§ Element data from apps and pages
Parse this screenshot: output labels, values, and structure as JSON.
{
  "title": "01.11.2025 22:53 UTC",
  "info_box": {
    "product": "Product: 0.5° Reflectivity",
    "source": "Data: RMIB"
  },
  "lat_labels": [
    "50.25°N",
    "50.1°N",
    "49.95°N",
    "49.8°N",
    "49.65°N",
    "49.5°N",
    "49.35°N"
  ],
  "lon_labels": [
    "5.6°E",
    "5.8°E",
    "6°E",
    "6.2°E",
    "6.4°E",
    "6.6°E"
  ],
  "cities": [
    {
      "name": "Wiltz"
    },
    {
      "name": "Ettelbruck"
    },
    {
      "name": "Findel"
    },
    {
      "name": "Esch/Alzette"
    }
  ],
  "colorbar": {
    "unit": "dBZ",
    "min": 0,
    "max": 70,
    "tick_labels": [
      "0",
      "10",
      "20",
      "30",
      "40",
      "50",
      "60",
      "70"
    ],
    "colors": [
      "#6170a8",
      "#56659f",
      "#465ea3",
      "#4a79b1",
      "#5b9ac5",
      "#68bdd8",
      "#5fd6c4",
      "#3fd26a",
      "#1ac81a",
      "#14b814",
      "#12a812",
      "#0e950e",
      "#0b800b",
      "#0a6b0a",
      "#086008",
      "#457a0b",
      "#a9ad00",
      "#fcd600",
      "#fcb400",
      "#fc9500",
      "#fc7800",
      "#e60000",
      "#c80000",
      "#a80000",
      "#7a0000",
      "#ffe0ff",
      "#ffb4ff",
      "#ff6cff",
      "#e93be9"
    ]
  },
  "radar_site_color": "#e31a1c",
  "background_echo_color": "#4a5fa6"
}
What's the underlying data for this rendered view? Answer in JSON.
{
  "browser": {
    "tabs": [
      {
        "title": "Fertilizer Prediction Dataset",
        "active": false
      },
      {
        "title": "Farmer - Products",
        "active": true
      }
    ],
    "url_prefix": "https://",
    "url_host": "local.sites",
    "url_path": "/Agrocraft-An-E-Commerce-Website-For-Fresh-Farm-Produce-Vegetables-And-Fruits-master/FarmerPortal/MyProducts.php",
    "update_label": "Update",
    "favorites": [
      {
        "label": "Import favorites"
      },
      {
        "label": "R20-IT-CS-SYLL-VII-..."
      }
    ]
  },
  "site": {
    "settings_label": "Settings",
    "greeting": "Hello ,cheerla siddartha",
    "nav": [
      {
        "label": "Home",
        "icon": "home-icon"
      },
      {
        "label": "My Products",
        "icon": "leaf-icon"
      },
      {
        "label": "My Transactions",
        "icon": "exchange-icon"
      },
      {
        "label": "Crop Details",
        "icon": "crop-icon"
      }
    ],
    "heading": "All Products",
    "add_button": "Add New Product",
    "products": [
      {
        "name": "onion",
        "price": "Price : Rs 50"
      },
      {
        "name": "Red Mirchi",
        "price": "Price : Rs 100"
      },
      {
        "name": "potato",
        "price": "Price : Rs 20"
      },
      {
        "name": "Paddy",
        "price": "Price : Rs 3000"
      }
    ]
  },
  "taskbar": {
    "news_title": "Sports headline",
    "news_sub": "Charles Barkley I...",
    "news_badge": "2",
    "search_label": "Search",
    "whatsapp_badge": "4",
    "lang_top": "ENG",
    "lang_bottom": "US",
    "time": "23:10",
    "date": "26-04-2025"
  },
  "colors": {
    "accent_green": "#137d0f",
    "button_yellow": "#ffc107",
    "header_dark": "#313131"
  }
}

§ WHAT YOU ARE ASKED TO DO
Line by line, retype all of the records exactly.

§ EXERCISE OUTPUT
Parse this screenshot: output labels, values, and structure as JSON.
{
  "title": "01.11.2025 22:53 UTC",
  "info_box": {
    "product": "Product: 0.5° Reflectivity",
    "source": "Data: RMIB"
  },
  "lat_labels": [
    "50.25°N",
    "50.1°N",
    "49.95°N",
    "49.8°N",
    "49.65°N",
    "49.5°N",
    "49.35°N"
  ],
  "lon_labels": [
    "5.6°E",
    "5.8°E",
    "6°E",
    "6.2°E",
    "6.4°E",
    "6.6°E"
  ],
  "cities": [
    {
      "name": "Wiltz"
    },
    {
      "name": "Ettelbruck"
    },
    {
      "name": "Findel"
    },
    {
      "name": "Esch/Alzette"
    }
  ],
  "colorbar": {
    "unit": "dBZ",
    "min": 0,
    "max": 70,
    "tick_labels": [
      "0",
      "10",
      "20",
      "30",
      "40",
      "50",
      "60",
      "70"
    ],
    "colors": [
      "#6170a8",
      "#56659f",
      "#465ea3",
      "#4a79b1",
      "#5b9ac5",
      "#68bdd8",
      "#5fd6c4",
      "#3fd26a",
      "#1ac81a",
      "#14b814",
      "#12a812",
      "#0e950e",
      "#0b800b",
      "#0a6b0a",
      "#086008",
      "#457a0b",
      "#a9ad00",
      "#fcd600",
      "#fcb400",
      "#fc9500",
      "#fc7800",
      "#e60000",
      "#c80000",
      "#a80000",
      "#7a0000",
      "#ffe0ff",
      "#ffb4ff",
      "#ff6cff",
      "#e93be9"
    ]
  },
  "radar_site_color": "#e31a1c",
  "background_echo_color": "#4a5fa6"
}
What's the underlying data for this rendered view? Answer in JSON.
{
  "browser": {
    "tabs": [
      {
        "title": "Fertilizer Prediction Dataset",
        "active": false
      },
      {
        "title": "Farmer - Products",
        "active": true
      }
    ],
    "url_prefix": "https://",
    "url_host": "local.sites",
    "url_path": "/Agrocraft-An-E-Commerce-Website-For-Fresh-Farm-Produce-Vegetables-And-Fruits-master/FarmerPortal/MyProducts.php",
    "update_label": "Update",
    "favorites": [
      {
        "label": "Import favorites"
      },
      {
        "label": "R20-IT-CS-SYLL-VII-..."
      }
    ]
  },
  "site": {
    "settings_label": "Settings",
    "greeting": "Hello ,cheerla siddartha",
    "nav": [
      {
        "label": "Home",
        "icon": "home-icon"
      },
      {
        "label": "My Products",
        "icon": "leaf-icon"
      },
      {
        "label": "My Transactions",
        "icon": "exchange-icon"
      },
      {
        "label": "Crop Details",
        "icon": "crop-icon"
      }
    ],
    "heading": "All Products",
    "add_button": "Add New Product",
    "products": [
      {
        "name": "onion",
        "price": "Price : Rs 50"
      },
      {
        "name": "Red Mirchi",
        "price": "Price : Rs 100"
      },
      {
        "name": "potato",
        "price": "Price : Rs 20"
      },
      {
        "name": "Paddy",
        "price": "Price : Rs 3000"
      }
    ]
  },
  "taskbar": {
    "news_title": "Sports headline",
    "news_sub": "Charles Barkley I...",
    "news_badge": "2",
    "search_label": "Search",
    "whatsapp_badge": "4",
    "lang_top": "ENG",
    "lang_bottom": "US",
    "time": "23:10",
    "date": "26-04-2025"
  },
  "colors": {
    "accent_green": "#137d0f",
    "button_yellow": "#ffc107",
    "header_dark": "#313131"
  }
}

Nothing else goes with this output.